The Force Awakens doesn’t stray too far from the tried and tested elements of its predecessors, yet manages to construct new foundations and offer enough intrigue to establish itself as the beginning of a new trilogy. Daisy Ridley and John Boyega’s entrance into the Star Wars Universe offers a new lease of life and perspective. A determined scavenger with a mysterious past, and a reformed Storm Trooper allows for a compelling set of characters with an engaging chemistry. Meanwhile Adam Driver’s menacing Kylo Ren, Domhnall Gleeson’s General Hux and Andy Serkis’ Supreme Leader Snoke leave a strong impression that gives glimpses into the true state of the “Dark Side”, even if it’s first oughting ends in a predictable loss. The return of the franchise’s classic characters; Han Solo, Leia Organa and Chewbacca carefully and respectfully pass the torch to the charismatic youth that hope to ascend to similar stature. 
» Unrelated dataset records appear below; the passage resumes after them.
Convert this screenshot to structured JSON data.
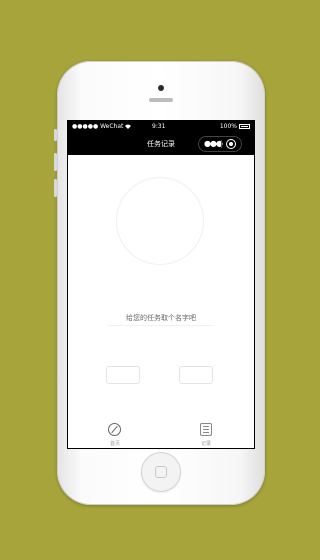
{
  "status_bar": {
    "carrier": "●●●●● WeChat",
    "wifi": "wifi-icon",
    "time": "9:31",
    "battery": "100%"
  },
  "nav": {
    "title": "任务记录",
    "more_icon": "more-dots-icon",
    "close_icon": "target-icon"
  },
  "main": {
    "input_placeholder": "给您的任务取个名字吧",
    "input_value": ""
  },
  "tabbar": {
    "items": [
      {
        "label": "首页",
        "icon": "compass-icon"
      },
      {
        "label": "记录",
        "icon": "list-icon"
      }
    ]
  },
  "colors": {
    "background": "#a6a43a",
    "navbar": "#000000"
  }
}
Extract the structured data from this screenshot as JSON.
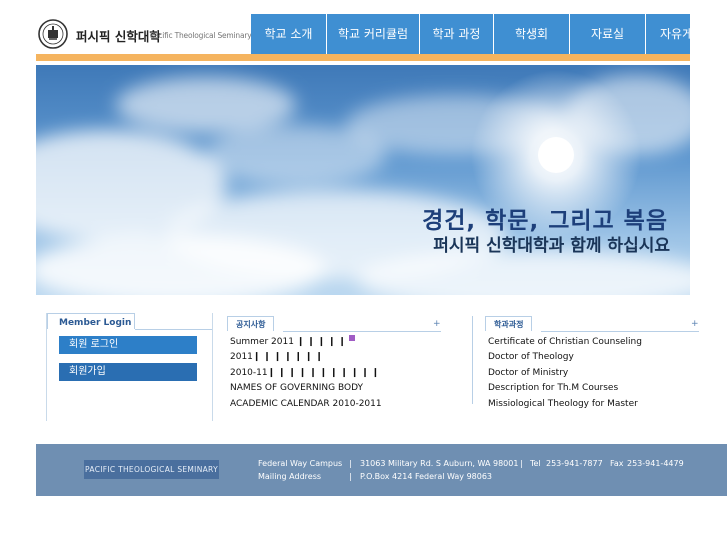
{
  "header": {
    "brand_ko": "퍼시픽 신학대학",
    "brand_en": "Pacific Theological Seminary",
    "logo_icon": "seminary-seal-icon",
    "nav": [
      {
        "label": "학교 소개"
      },
      {
        "label": "학교 커리큘럼"
      },
      {
        "label": "학과 과정"
      },
      {
        "label": "학생회"
      },
      {
        "label": "자료실"
      },
      {
        "label": "자유게시판"
      }
    ]
  },
  "banner": {
    "slogan_line1": "경건, 학문, 그리고 복음",
    "slogan_line2": "퍼시픽 신학대학과 함께 하십시요"
  },
  "login": {
    "tab": "Member Login",
    "login_button": "회원 로그인",
    "join_button": "회원가입"
  },
  "notice": {
    "tab": "공지사항",
    "more": "+",
    "items": [
      "Summer 2011 ❙ ❙ ❙ ❙ ❙",
      "2011❙ ❙ ❙ ❙ ❙ ❙ ❙",
      "2010-11❙ ❙ ❙ ❙ ❙ ❙ ❙ ❙ ❙ ❙ ❙",
      "NAMES OF GOVERNING BODY",
      "ACADEMIC CALENDAR 2010-2011"
    ]
  },
  "courses": {
    "tab": "학과과정",
    "more": "+",
    "items": [
      "Certificate of Christian Counseling",
      "Doctor of Theology",
      "Doctor of Ministry",
      "Description for Th.M Courses",
      "Missiological Theology for Master"
    ]
  },
  "footer": {
    "logo_text": "PACIFIC THEOLOGICAL SEMINARY",
    "campus_label": "Federal Way Campus",
    "campus_address": "31063 Military Rd. S Auburn, WA 98001",
    "tel_label": "Tel",
    "tel": "253-941-7877",
    "fax_label": "Fax",
    "fax": "253-941-4479",
    "mailing_label": "Mailing Address",
    "mailing_address": "P.O.Box 4214 Federal Way 98063",
    "separator": "|"
  },
  "colors": {
    "nav_blue": "#3f8fd2",
    "accent_orange": "#f5b45f",
    "footer_blue": "#6f8fb2",
    "title_blue": "#1d3f7a"
  }
}
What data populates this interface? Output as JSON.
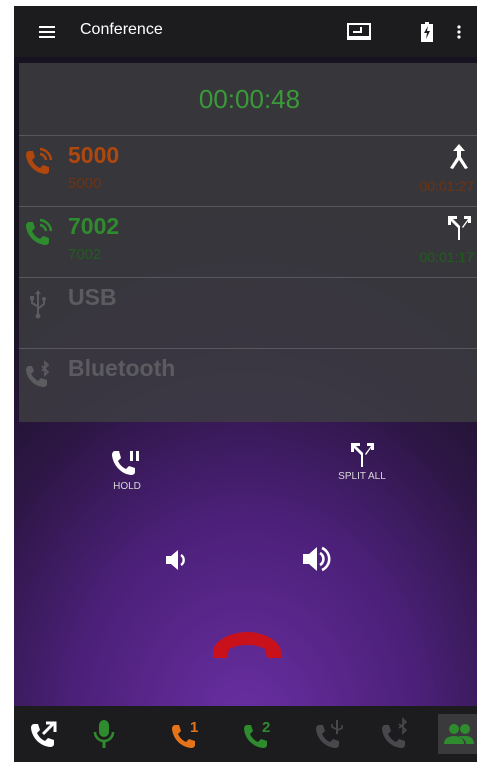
{
  "header": {
    "title": "Conference",
    "icons": [
      "menu-icon",
      "screen-icon",
      "battery-icon",
      "more-vert-icon"
    ]
  },
  "call_timer": "00:00:48",
  "calls": [
    {
      "name": "5000",
      "number": "5000",
      "duration": "00:01:27",
      "color": "#b0470d",
      "action_icon": "merge-icon"
    },
    {
      "name": "7002",
      "number": "7002",
      "duration": "00:01:17",
      "color": "#2e8b2e",
      "action_icon": "split-icon"
    },
    {
      "name": "USB",
      "number": "",
      "duration": "",
      "color": "#5c5c60",
      "action_icon": ""
    },
    {
      "name": "Bluetooth",
      "number": "",
      "duration": "",
      "color": "#5c5c60",
      "action_icon": ""
    }
  ],
  "controls": {
    "hold_label": "HOLD",
    "split_all_label": "SPLIT ALL"
  },
  "bottom_bar": {
    "line1_label": "1",
    "line2_label": "2",
    "icons": [
      "transfer-call-icon",
      "microphone-icon",
      "line-1-call-icon",
      "line-2-call-icon",
      "usb-call-icon",
      "bluetooth-call-icon",
      "conference-icon"
    ]
  },
  "colors": {
    "accent_green": "#2e8b2e",
    "accent_orange": "#b0470d",
    "orange_bright": "#e5731a",
    "hangup_red": "#c9111b",
    "disabled_gray": "#5c5c60"
  }
}
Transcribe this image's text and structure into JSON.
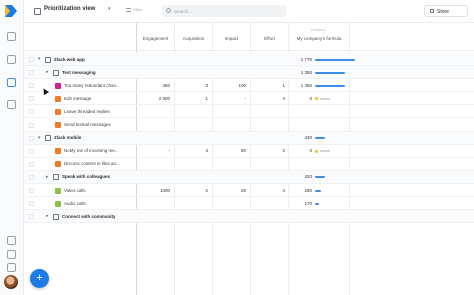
{
  "topbar": {
    "view_title": "Prioritization view",
    "filter_label": "Filter",
    "search_placeholder": "Search...",
    "store_label": "Store"
  },
  "columns": {
    "formula_tag": "FORMULA",
    "engagement": "Engagement",
    "acquisition": "Acquisition",
    "impact": "Impact",
    "effort": "Effort",
    "formula": "My company's formula"
  },
  "colors": {
    "accent": "#3e8ee8",
    "fab": "#1d7be5",
    "magenta": "#d81b8c",
    "orange": "#f07c2a",
    "green": "#8bc34a",
    "yellow": "#e8c21c"
  },
  "rows": [
    {
      "type": "group",
      "level": 0,
      "label": "Zlack web app",
      "score": "1 770",
      "score_fraction": 1.0
    },
    {
      "type": "group",
      "level": 1,
      "label": "Text messaging",
      "score": "1 350",
      "score_fraction": 0.76
    },
    {
      "type": "feature",
      "color": "magenta",
      "label": "Too many redundant chan...",
      "engagement": "450",
      "acquisition": "3",
      "impact": "100",
      "effort": "1",
      "score": "1 350",
      "score_fraction": 0.76
    },
    {
      "type": "feature",
      "color": "orange",
      "label": "Edit message",
      "engagement": "2 000",
      "acquisition": "1",
      "impact": "-",
      "effort": "4",
      "score": "0",
      "score_fraction": 0.0
    },
    {
      "type": "feature",
      "color": "orange",
      "label": "Leave threaded replies",
      "engagement": "",
      "acquisition": "",
      "impact": "",
      "effort": "",
      "score": "",
      "score_fraction": null
    },
    {
      "type": "feature",
      "color": "orange",
      "label": "Send textual messages",
      "engagement": "",
      "acquisition": "",
      "impact": "",
      "effort": "",
      "score": "",
      "score_fraction": null
    },
    {
      "type": "group",
      "level": 0,
      "label": "Zlack mobile",
      "score": "420",
      "score_fraction": 0.24
    },
    {
      "type": "feature",
      "color": "orange",
      "label": "Notify me of incoming me...",
      "engagement": "-",
      "acquisition": "4",
      "impact": "80",
      "effort": "2",
      "score": "0",
      "score_fraction": 0.0
    },
    {
      "type": "feature",
      "color": "orange",
      "label": "Discuss content in files an...",
      "engagement": "",
      "acquisition": "",
      "impact": "",
      "effort": "",
      "score": "",
      "score_fraction": null
    },
    {
      "type": "group",
      "level": 1,
      "label": "Speak with colleagues",
      "score": "420",
      "score_fraction": 0.24
    },
    {
      "type": "feature",
      "color": "green",
      "label": "Video calls",
      "engagement": "1000",
      "acquisition": "2",
      "impact": "25",
      "effort": "4",
      "score": "250",
      "score_fraction": 0.14
    },
    {
      "type": "feature",
      "color": "green",
      "label": "Audio calls",
      "engagement": "",
      "acquisition": "",
      "impact": "",
      "effort": "",
      "score": "170",
      "score_fraction": 0.1
    },
    {
      "type": "group",
      "level": 1,
      "label": "Connect with community",
      "score": "",
      "score_fraction": null
    }
  ]
}
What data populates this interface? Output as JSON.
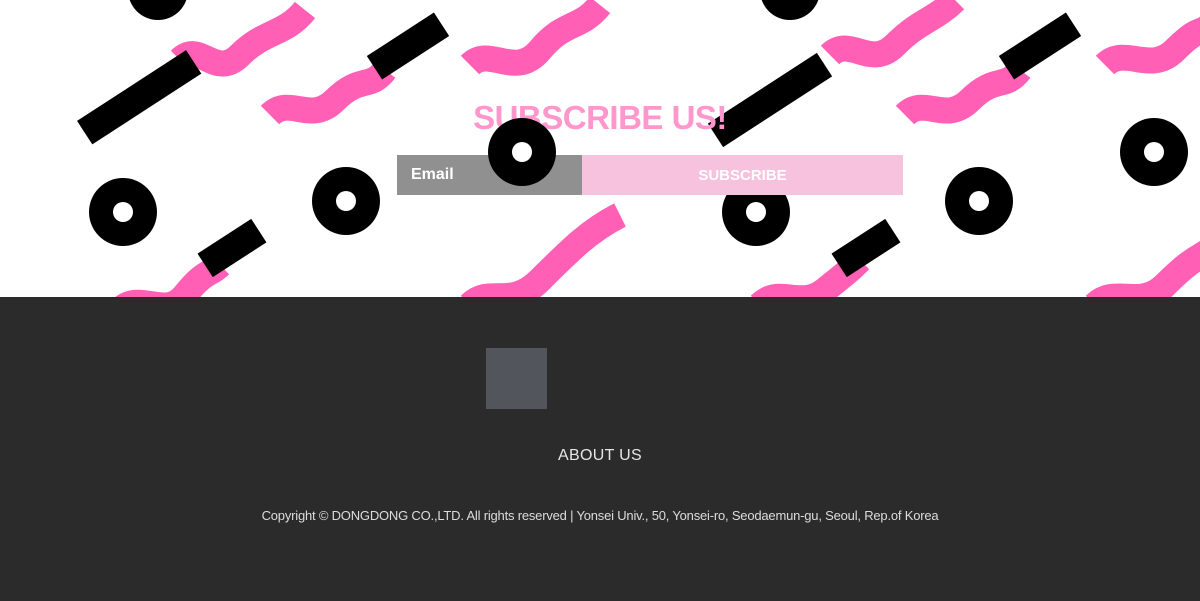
{
  "subscribe": {
    "title": "SUBSCRIBE US!",
    "email_placeholder": "Email",
    "button_label": "SUBSCRIBE"
  },
  "footer": {
    "about_label": "ABOUT US",
    "copyright": "Copyright © DONGDONG CO.,LTD. All rights reserved | Yonsei Univ., 50, Yonsei-ro, Seodaemun-gu, Seoul, Rep.of Korea"
  },
  "colors": {
    "pink": "#ff5fb4",
    "title_pink": "#ff96cc",
    "button_pink": "#f7c2de",
    "input_gray": "#909090",
    "footer_bg": "#2b2b2b",
    "logo_placeholder": "#52565c"
  },
  "icons": {
    "pattern": "memphis-shapes-pattern",
    "logo": "logo-placeholder"
  }
}
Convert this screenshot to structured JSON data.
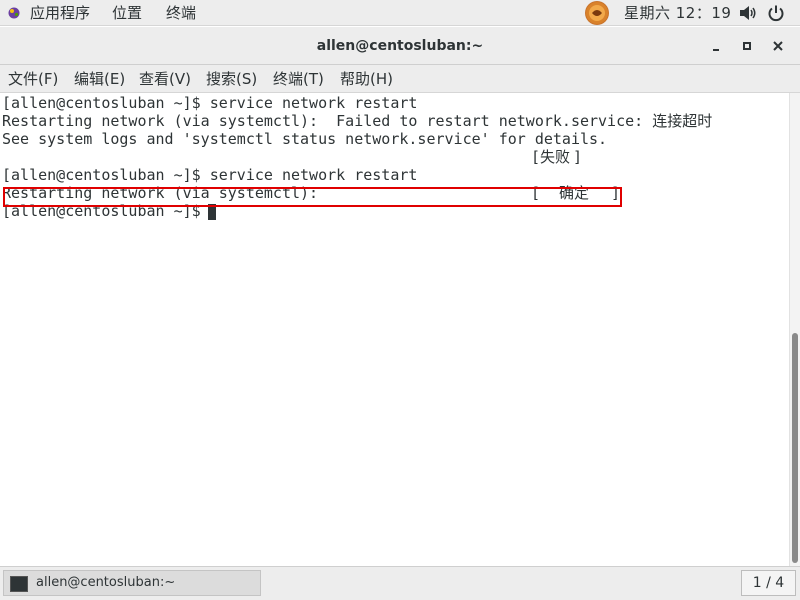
{
  "top_panel": {
    "applications": "应用程序",
    "places": "位置",
    "terminal": "终端",
    "clock": "星期六 12：19",
    "icons": {
      "applications": "apps-icon",
      "tray": "tray-avatar-icon",
      "volume": "volume-icon",
      "power": "power-icon"
    }
  },
  "window": {
    "title": "allen@centosluban:~"
  },
  "menubar": {
    "file": "文件(F)",
    "edit": "编辑(E)",
    "view": "查看(V)",
    "search": "搜索(S)",
    "terminal": "终端(T)",
    "help": "帮助(H)"
  },
  "terminal": {
    "line1": "[allen@centosluban ~]$ service network restart",
    "line2": "Restarting network (via systemctl):  Failed to restart network.service: 连接超时",
    "line3": "See system logs and 'systemctl status network.service' for details.",
    "line4_status": "失败",
    "line5": "[allen@centosluban ~]$ service network restart",
    "line6": "Restarting network (via systemctl):",
    "line6_status": "确定",
    "line7": "[allen@centosluban ~]$ "
  },
  "bottom_panel": {
    "task_label": "allen@centosluban:~",
    "workspace": "1 / 4"
  },
  "colors": {
    "failed": "#cc0000",
    "ok": "#4e9a06",
    "highlight": "#e00000"
  }
}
Star Wars: The Force Awakens was a welcome and satisfying end to a rather disappointing year in cinema over here in Japan. From the iconic text crawl accompanied by John Williams’ score, to the sounds of Tie Fighter blaster cannons, J. J. Abrams has recreated some of the magic and spirit that has made the Star Wars Universe so endearing and iconic. And while questions still remain to be answered, I can’t argue that the film left me with a smile. 

Thursday, 17 December 2015

Short Review: The Guest

The Guest was a film that I had shrugged off after watching it’s rather underwhelming trailer. To be brutally honest, I felt indifferent to a film taking a generic thriller story and drowning it in John Carpenter-esque style, merely jumping on the bandwagon of films like 2011’s excellent Drive. “If I wanted to see a 1980 styled cat and mouse thriller, I’d just watch a 1980s cat and mouse thriller.”  Yet after borrowing my brother’s copy of it, I was actually taken aback by how much I enjoyed it. 

A soldier returns to pays his respects to his friend’s mourning family. He’s extremely polite and handsome but there’s a dark side beneath all the smiles and good manners. Here lies a systematic psychopath whose sole intention is to terrorise a family with their own individual conflicts, and there’s nothing that can possible stop him. Dan Steven’s titular role is deviously charming, but utterly warped in his actions towards the family. Even when his real intensions are revealed, there’s a twisted desire to see him succeed and that’s credit to Steven’s performance. 

The Guest doesn’t necessarily do anything original, taking a very basic premise and running with it. In fact, the film plays more like a nostalgic trip down the gritty, uncompromising roads of the cult classics of the late 70s and 80s. Blood squibs, a synth soundtrack, long shots of endless roads and an unstoppable killing machine conjure thoughts of The Terminator and Halloween’s Michael Myers. The cinematography and production is well-thought out and coordinated, and the soundtrack is great.

The Guest is much like the 1980’s cult thriller The Hitcher staring Rutger Haeur. Both are engaging thrillers that centre on a fabulous performance from the film’s lead, and produce a constant, underlying level of tension and sheer energy. They’ve both got similar pacing problems and sinks into an outrageous third act, yet still offer an enjoyable time. Recommended.